Birds and The Big Brains

The complex physics of their flight has always inspired humans.

The housefly will laugh. “You call that flying? Watch me!” Some other time surely! The housefly will laugh. “You call that flying? Watch me!” Some other time surely!
Written by Ranjit Lal | Published on:April 6, 2014 1:36 am

Even now, I can happily spend the whole day watching planes land and take off. It really is astonishing how 500 tons of shiny, roaring metal races down the runway, and then finds itself rising into the sky, lifted by nothing more than air. And those heart-stopping landing moments as it drops lower and lower, the puff of smoke and squeal of rubber as it touches down with those flimsy looking wheels. And all that noise and drama — it’s a spectacle every time.

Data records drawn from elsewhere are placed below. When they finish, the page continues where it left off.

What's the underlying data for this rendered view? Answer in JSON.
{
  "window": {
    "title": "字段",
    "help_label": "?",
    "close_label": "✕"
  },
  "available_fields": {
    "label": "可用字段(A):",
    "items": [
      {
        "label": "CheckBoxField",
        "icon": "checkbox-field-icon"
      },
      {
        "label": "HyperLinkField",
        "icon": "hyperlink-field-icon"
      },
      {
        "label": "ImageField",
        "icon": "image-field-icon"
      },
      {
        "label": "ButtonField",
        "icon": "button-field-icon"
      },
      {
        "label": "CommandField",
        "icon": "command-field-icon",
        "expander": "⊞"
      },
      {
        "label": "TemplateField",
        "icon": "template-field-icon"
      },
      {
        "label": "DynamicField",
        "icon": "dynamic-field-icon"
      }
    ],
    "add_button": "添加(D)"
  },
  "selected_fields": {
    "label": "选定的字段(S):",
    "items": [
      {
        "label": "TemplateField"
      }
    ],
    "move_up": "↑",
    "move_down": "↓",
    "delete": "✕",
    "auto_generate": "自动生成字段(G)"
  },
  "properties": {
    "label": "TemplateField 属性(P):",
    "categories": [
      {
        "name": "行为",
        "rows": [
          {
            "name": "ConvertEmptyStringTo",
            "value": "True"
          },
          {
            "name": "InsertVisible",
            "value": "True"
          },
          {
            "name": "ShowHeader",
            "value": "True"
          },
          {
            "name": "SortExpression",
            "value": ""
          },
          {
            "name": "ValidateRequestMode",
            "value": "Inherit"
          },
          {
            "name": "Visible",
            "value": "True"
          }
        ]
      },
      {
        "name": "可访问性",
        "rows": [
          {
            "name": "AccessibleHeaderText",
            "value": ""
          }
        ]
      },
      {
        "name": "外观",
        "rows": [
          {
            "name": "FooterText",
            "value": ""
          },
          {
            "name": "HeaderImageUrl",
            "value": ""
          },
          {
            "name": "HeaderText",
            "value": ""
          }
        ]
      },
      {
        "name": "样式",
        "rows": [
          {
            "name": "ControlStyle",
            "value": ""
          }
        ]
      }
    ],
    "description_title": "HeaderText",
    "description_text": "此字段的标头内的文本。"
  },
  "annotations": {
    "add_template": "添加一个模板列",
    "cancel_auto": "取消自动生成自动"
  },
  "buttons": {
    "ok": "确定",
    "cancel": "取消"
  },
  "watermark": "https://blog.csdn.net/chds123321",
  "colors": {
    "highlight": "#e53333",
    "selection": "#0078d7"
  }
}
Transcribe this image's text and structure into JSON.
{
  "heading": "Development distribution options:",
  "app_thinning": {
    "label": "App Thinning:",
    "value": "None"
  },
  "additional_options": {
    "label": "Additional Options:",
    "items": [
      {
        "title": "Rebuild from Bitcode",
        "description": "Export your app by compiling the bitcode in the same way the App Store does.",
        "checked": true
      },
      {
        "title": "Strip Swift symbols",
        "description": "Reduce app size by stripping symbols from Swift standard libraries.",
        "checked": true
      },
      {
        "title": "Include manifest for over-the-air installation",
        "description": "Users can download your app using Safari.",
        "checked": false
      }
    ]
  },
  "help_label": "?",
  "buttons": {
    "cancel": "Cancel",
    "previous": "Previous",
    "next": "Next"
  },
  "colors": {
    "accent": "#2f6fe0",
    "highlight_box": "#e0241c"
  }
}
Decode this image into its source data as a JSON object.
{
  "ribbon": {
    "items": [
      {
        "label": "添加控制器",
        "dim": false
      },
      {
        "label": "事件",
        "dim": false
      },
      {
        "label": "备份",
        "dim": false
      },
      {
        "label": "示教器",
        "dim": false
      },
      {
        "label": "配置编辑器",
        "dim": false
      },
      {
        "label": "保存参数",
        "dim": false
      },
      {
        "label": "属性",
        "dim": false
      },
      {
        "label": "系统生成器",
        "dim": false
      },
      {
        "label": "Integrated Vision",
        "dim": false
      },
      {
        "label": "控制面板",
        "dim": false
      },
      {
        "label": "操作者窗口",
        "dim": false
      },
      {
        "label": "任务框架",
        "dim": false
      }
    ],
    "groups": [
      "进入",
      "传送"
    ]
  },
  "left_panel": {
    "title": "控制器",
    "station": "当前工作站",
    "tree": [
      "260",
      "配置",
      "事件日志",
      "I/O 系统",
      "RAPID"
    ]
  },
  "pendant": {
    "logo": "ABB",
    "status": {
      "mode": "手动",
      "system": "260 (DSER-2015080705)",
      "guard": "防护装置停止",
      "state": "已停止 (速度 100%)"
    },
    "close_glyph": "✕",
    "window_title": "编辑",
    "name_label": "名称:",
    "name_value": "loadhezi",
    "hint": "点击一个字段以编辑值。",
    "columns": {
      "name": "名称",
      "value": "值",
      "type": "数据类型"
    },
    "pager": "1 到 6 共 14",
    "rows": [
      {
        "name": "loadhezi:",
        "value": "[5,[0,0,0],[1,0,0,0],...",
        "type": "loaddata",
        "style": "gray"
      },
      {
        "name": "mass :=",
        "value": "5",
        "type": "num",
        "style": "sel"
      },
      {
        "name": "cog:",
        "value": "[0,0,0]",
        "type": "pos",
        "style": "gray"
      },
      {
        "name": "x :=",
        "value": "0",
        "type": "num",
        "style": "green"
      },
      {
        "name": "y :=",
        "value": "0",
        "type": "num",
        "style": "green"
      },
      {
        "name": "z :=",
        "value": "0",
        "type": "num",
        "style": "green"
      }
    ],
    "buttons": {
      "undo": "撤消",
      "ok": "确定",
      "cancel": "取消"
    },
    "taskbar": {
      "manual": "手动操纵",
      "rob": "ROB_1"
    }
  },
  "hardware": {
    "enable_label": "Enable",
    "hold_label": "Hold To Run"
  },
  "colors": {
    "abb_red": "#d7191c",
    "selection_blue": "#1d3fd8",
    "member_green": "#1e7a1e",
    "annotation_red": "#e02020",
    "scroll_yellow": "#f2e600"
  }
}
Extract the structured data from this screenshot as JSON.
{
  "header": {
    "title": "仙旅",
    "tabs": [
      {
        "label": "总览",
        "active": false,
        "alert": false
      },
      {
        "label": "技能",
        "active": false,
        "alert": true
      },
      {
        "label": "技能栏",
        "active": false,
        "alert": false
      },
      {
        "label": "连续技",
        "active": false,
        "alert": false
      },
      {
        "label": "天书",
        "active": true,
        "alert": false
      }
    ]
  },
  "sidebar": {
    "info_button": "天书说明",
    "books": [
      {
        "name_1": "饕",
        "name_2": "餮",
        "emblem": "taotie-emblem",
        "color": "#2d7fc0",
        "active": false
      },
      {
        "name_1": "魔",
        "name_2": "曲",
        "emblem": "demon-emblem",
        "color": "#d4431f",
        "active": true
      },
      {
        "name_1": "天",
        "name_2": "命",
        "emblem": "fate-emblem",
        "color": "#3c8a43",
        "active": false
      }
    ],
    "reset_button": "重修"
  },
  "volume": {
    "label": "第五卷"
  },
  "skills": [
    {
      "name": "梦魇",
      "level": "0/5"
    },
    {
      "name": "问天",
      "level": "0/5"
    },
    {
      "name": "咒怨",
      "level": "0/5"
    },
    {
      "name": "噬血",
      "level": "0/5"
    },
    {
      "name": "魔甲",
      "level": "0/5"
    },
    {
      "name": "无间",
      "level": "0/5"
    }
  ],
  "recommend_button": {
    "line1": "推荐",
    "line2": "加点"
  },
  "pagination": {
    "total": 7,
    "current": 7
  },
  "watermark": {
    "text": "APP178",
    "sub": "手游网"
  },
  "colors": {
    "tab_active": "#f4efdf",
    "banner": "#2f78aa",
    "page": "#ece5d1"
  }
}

And then there are birds… We don’t blink when 500 pigeons do a mass vertical take-off (in stupid panic), or when a black kite dives down between a mess of high-voltage wires to snatch up a dead rat from the middle of a road. We are, of course, still deeply envious of their ability to fly, which is why we keep them cooped up in claustrophobic cages as “pets”.

But we observed what was going on, and down the eons, the heavy brains got to work — Archimedes, Aristotle, Galileo, Leonardo Da Vinci, Isaac Newton, Daniel Bernouilli, et al. We know about lift and drag and thrust and angles of attack and aerodynamics and aerofoils.

It’s all very complex physics that gets more intricate as you delve deeper. But there’s a simple experiment I never tire of doing, which will bring a smile to your face and a lift to your heart, and that explains some part of it. Hold a flight feather absolutely horizontally (a zero angle of attack as they would technically say), its curved, convex surface facing upwards.

Then whisk it swiftly forward… What happens? Yes, the feather wants to fly — it rises! You can understand this happening if the feather was held at a slight angle — as pressure would build up under it due to resistance — but with a flatly held feather? Nothing like this happens with a flat piece of paper. Ah, but the feather has a convex surface and what’s happening was explained by the good Dr Bernouilli. Because the topside of the feather is curved, the air rushing over it has a longer distance to cover and must speed up and, in doing so, exerts less pressure than the underside, thus resulting in lift. It’s called the Bernouilli principle and is why aircraft wings are so shaped, and is responsible for providing 2/3 of the lift experienced by a wing. The rest is provided by the angle of attack — the angle at which the wing is slanted.

We gawp at air shows as fighter jets perform breathtaking stunts, but we’re still top-gunned by birds. Jet engines gulp vast quantities of aviation fuel, produce shattering noise, and most planes need runways and elaborate navigation systems and gigantic backup. Birds tank up …continued »

Do you like this story